For better or worse, the president of the United States tends to enjoy all the credit when the citizens of the country feel that things are going well and all the blame when voters believe the nation is “on the wrong track.” Careful observers, however, understand that much of this credit and blame actually belongs to the hundreds of people who work behind the scenes in Washington. Special advisers, speech writers, even secretaries and congressional aides are those who get things done, though much of their work is done anonymously.
Our concern here is not to focus so much on who deserves blame but to point out how people generally tend to exalt those in leadership.

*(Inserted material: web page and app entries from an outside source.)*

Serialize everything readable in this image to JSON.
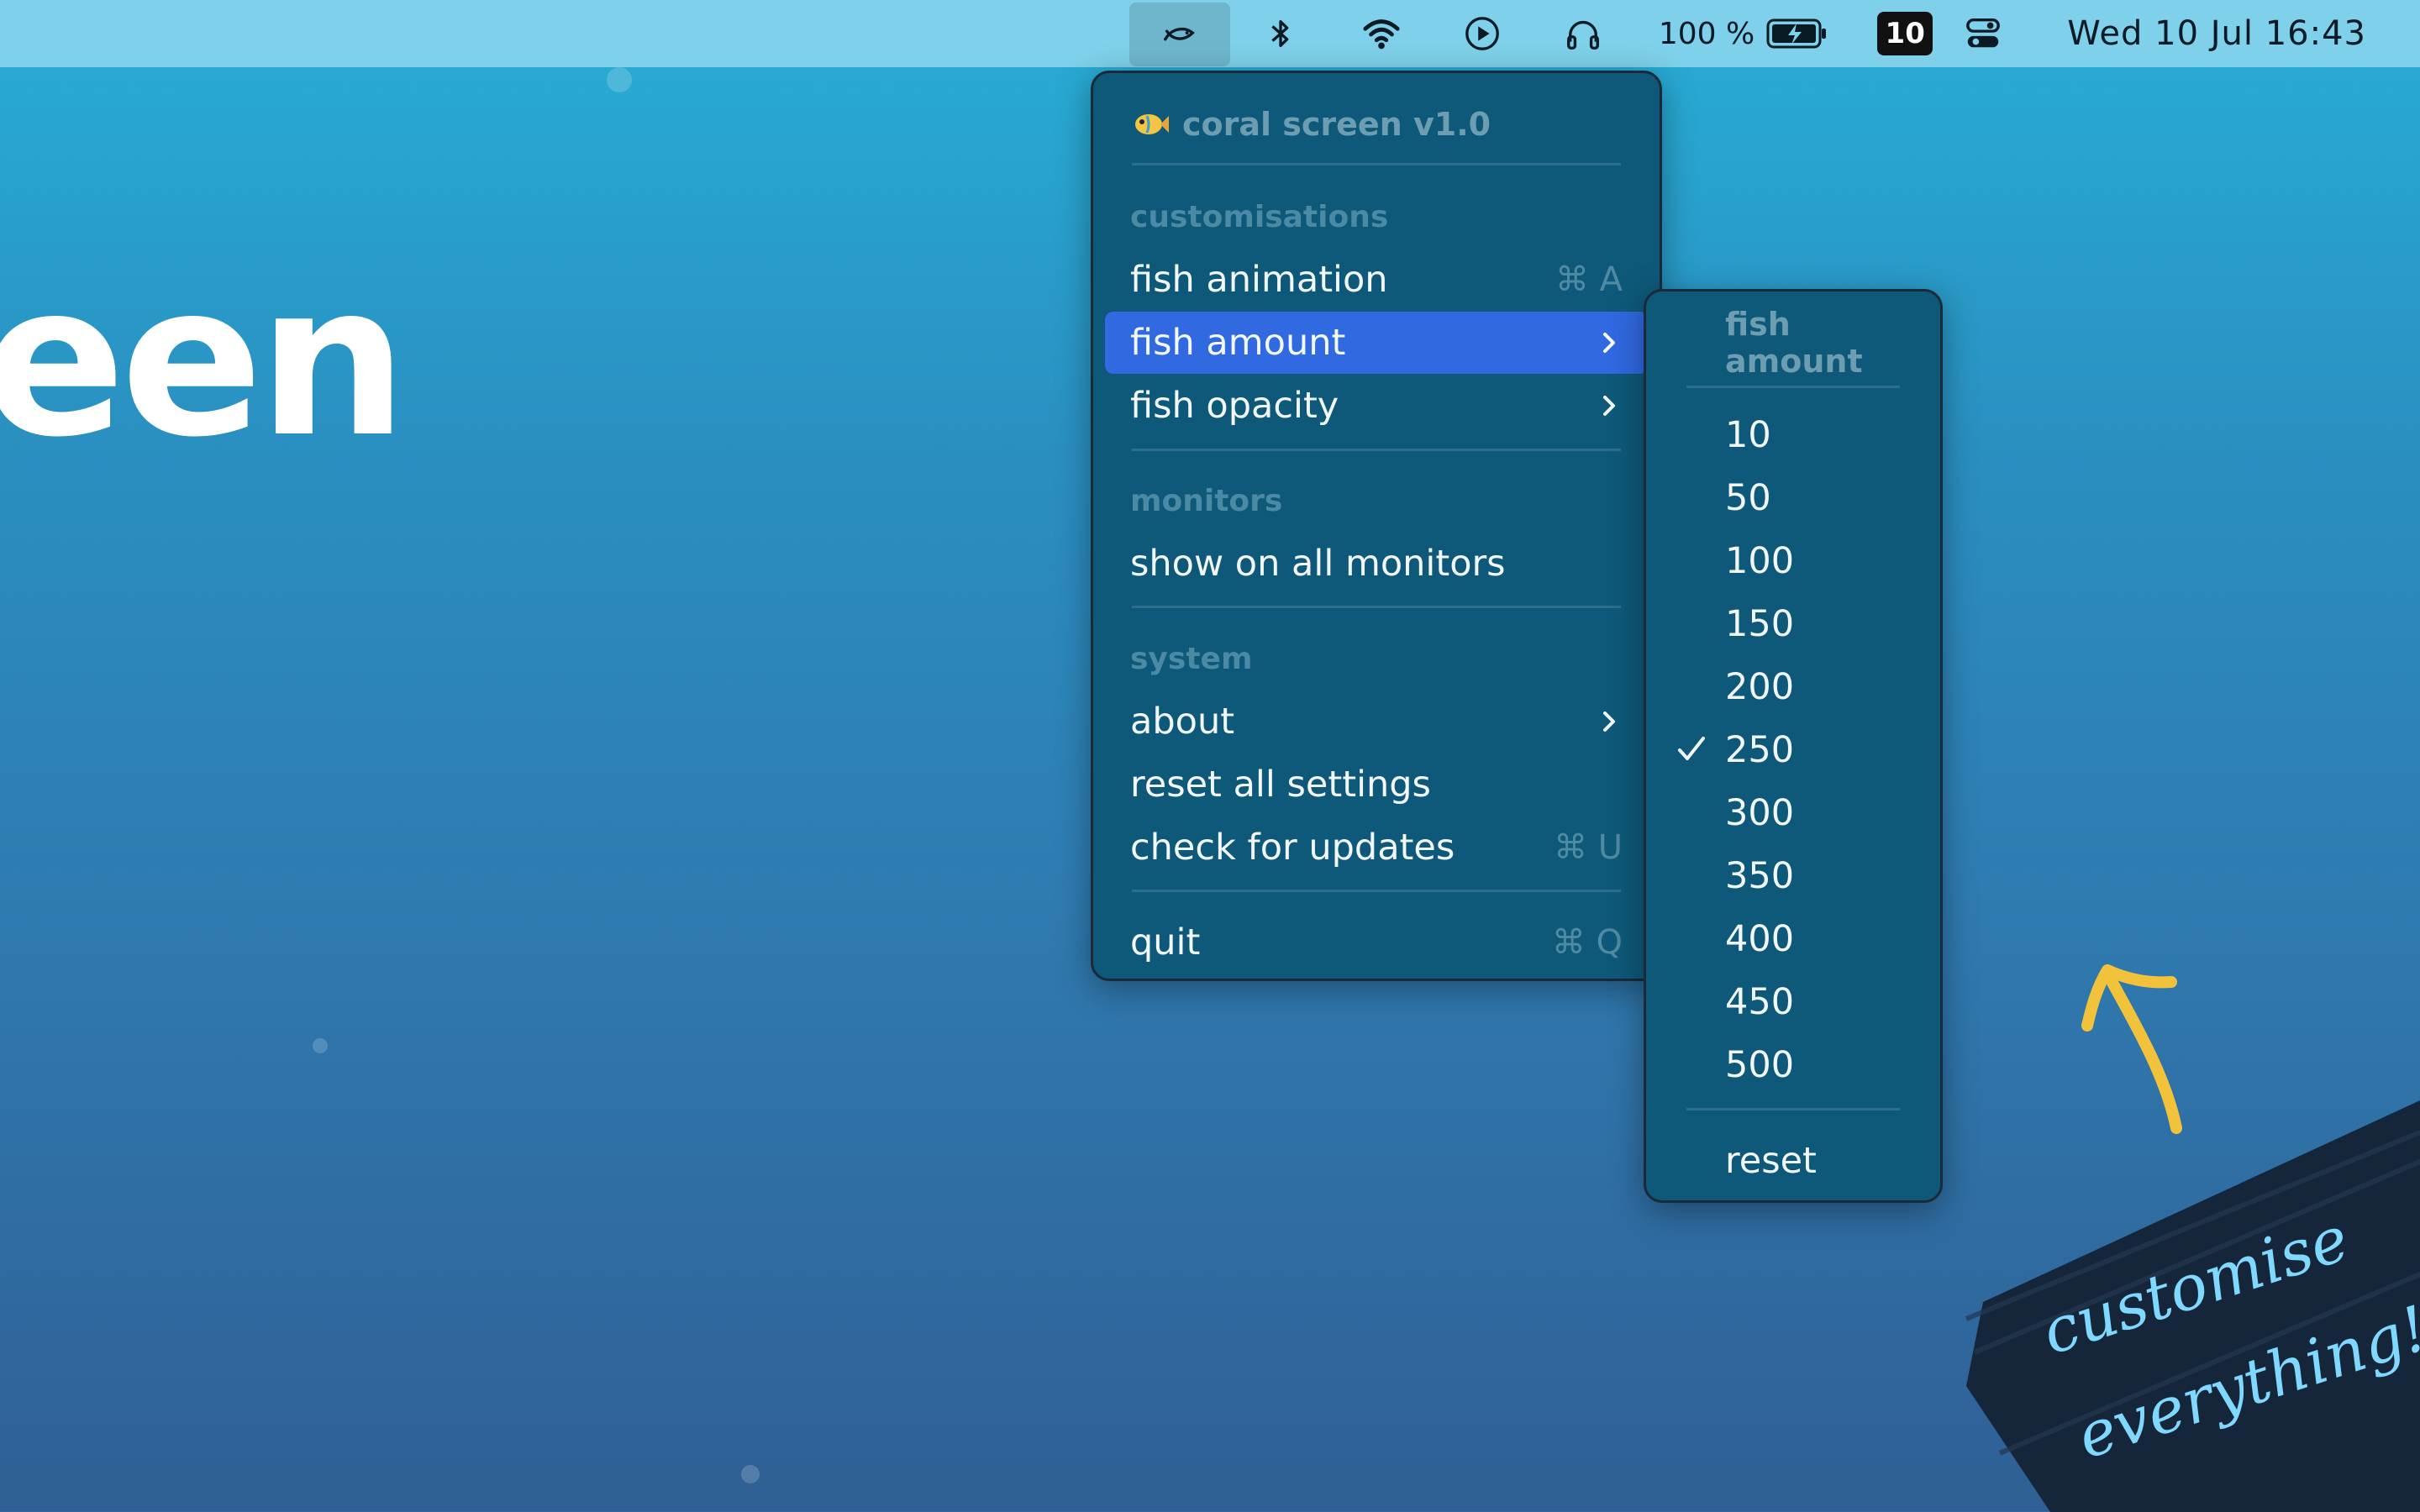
{
  "menubar": {
    "battery_percent": "100 %",
    "badge": "10",
    "clock": "Wed 10 Jul  16:43",
    "icons": [
      "fish-icon",
      "bluetooth-icon",
      "wifi-icon",
      "play-icon",
      "headphones-icon",
      "battery-icon",
      "control-center-icon"
    ]
  },
  "background": {
    "title_fragment": "een",
    "annotation_line1": "customise",
    "annotation_line2": "everything!",
    "annotation_text_color": "#7fd8ff",
    "arrow_color": "#f2c23a"
  },
  "menu": {
    "header": "coral screen v1.0",
    "sections": {
      "customisations": "customisations",
      "monitors": "monitors",
      "system": "system"
    },
    "items": {
      "fish_animation": {
        "label": "fish animation",
        "shortcut": "⌘ A"
      },
      "fish_amount": {
        "label": "fish amount"
      },
      "fish_opacity": {
        "label": "fish opacity"
      },
      "show_on_all_monitors": {
        "label": "show on all monitors"
      },
      "about": {
        "label": "about"
      },
      "reset_all_settings": {
        "label": "reset all settings"
      },
      "check_for_updates": {
        "label": "check for updates",
        "shortcut": "⌘ U"
      },
      "quit": {
        "label": "quit",
        "shortcut": "⌘ Q"
      }
    },
    "highlight_color": "#3069e0"
  },
  "submenu": {
    "header": "fish amount",
    "options": [
      "10",
      "50",
      "100",
      "150",
      "200",
      "250",
      "300",
      "350",
      "400",
      "450",
      "500"
    ],
    "selected": "250",
    "reset": "reset"
  }
}
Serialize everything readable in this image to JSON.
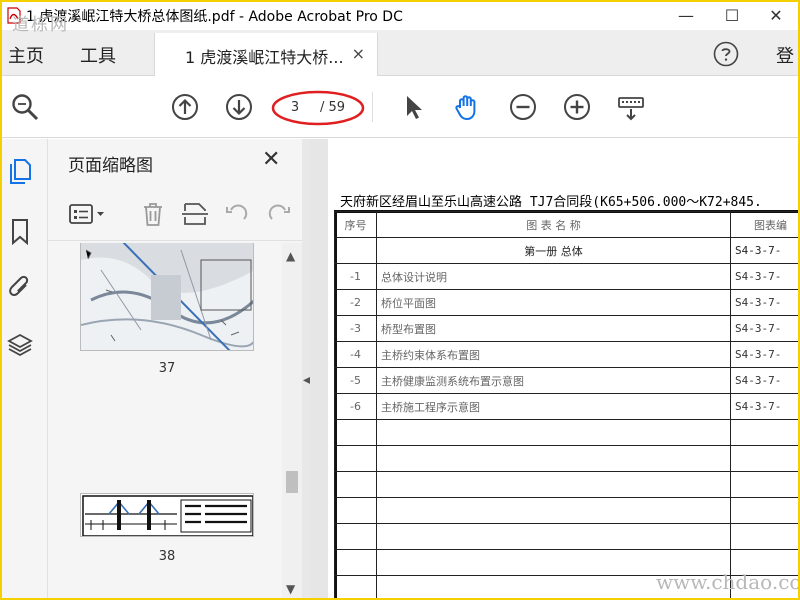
{
  "window": {
    "title": "1 虎渡溪岷江特大桥总体图纸.pdf - Adobe Acrobat Pro DC",
    "minimize": "—",
    "maximize": "☐",
    "close": "✕"
  },
  "menu": {
    "home": "主页",
    "tools": "工具",
    "sign_in": "登"
  },
  "tab": {
    "label": "1 虎渡溪岷江特大桥...",
    "close": "×"
  },
  "toolbar": {
    "current_page": "3",
    "total_pages": "/ 59",
    "annotation_color": "#e02020"
  },
  "thumbnail_panel": {
    "title": "页面缩略图",
    "close": "✕",
    "thumbnails": [
      {
        "page_label": "37"
      },
      {
        "page_label": "38"
      }
    ]
  },
  "document": {
    "header": "天府新区经眉山至乐山高速公路 TJ7合同段(K65+506.000～K72+845.",
    "columns": {
      "no": "序号",
      "name": "图 表 名 称",
      "code": "图表编"
    },
    "rows": [
      {
        "no": "",
        "name": "第一册 总体",
        "code": "S4-3-7-",
        "section": true
      },
      {
        "no": "-1",
        "name": "总体设计说明",
        "code": "S4-3-7-"
      },
      {
        "no": "-2",
        "name": "桥位平面图",
        "code": "S4-3-7-"
      },
      {
        "no": "-3",
        "name": "桥型布置图",
        "code": "S4-3-7-"
      },
      {
        "no": "-4",
        "name": "主桥约束体系布置图",
        "code": "S4-3-7-"
      },
      {
        "no": "-5",
        "name": "主桥健康监测系统布置示意图",
        "code": "S4-3-7-"
      },
      {
        "no": "-6",
        "name": "主桥施工程序示意图",
        "code": "S4-3-7-"
      },
      {
        "no": "",
        "name": "",
        "code": ""
      },
      {
        "no": "",
        "name": "",
        "code": ""
      },
      {
        "no": "",
        "name": "",
        "code": ""
      },
      {
        "no": "",
        "name": "",
        "code": ""
      },
      {
        "no": "",
        "name": "",
        "code": ""
      },
      {
        "no": "",
        "name": "",
        "code": ""
      },
      {
        "no": "",
        "name": "",
        "code": ""
      }
    ]
  },
  "watermarks": {
    "top_left": "道栋网",
    "bottom_right": "www.chdao.com"
  },
  "colors": {
    "accent": "#1473e6",
    "frame": "#f4d000"
  }
}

This is no less true in the church wherein those men who serve in front of everyone are often considered the most important — even though Paul is clear that the church cannot function properly without the contribution of every member’s gifts and service (1 Cor. 12:12–31). And as we have noted over the past several days, some of the most needed work is done sight unseen by the deacons who minister mercy to widows, orphans, and other needy people in our congregations. Many of those around us each Sunday morning are experiencing some kind of desperate situation, and few in the church even know about it. But the deacons are there, the unsung heroes of the congregation who work to give a cup of cold water to our thirsty brothers and sisters in Christ (Matt. 10:42).
Today’s passage recognizes the often thankless task of the deacon, promising a good standing to those who serve in the office faithfully (1 Tim. 3:13). The idea here is that the work of the deacon should not be despised even though it may involve “menial” jobs like mowing the elderly widow’s lawn, doing the laundry for the severely-ill single mother or other such things. Deacons who serve well will be greatly esteemed in God’s kingdom, not ignored (Matt. 20:26).
Men who serve well also gain “great confidence in the faith” (1 Tim. 3:13). When a person, whether he is a deacon or not, serves others in conscious love for Christ, his faith is strengthened, helping him strongly and boldly to proclaim the gospel to friends and family.
Our reticence to serve others may be one of the many things that can prevent us from serving Jesus boldly. Whether we are ever ordained to the office of deacon or not, we must never forget that greatness in the kingdom of God belongs to those who become the servants of other people (Matt. 20:20–28). Consider today how you can serve another person in your congregation who is in need and then go and serve them. Thank your deacons for all their work.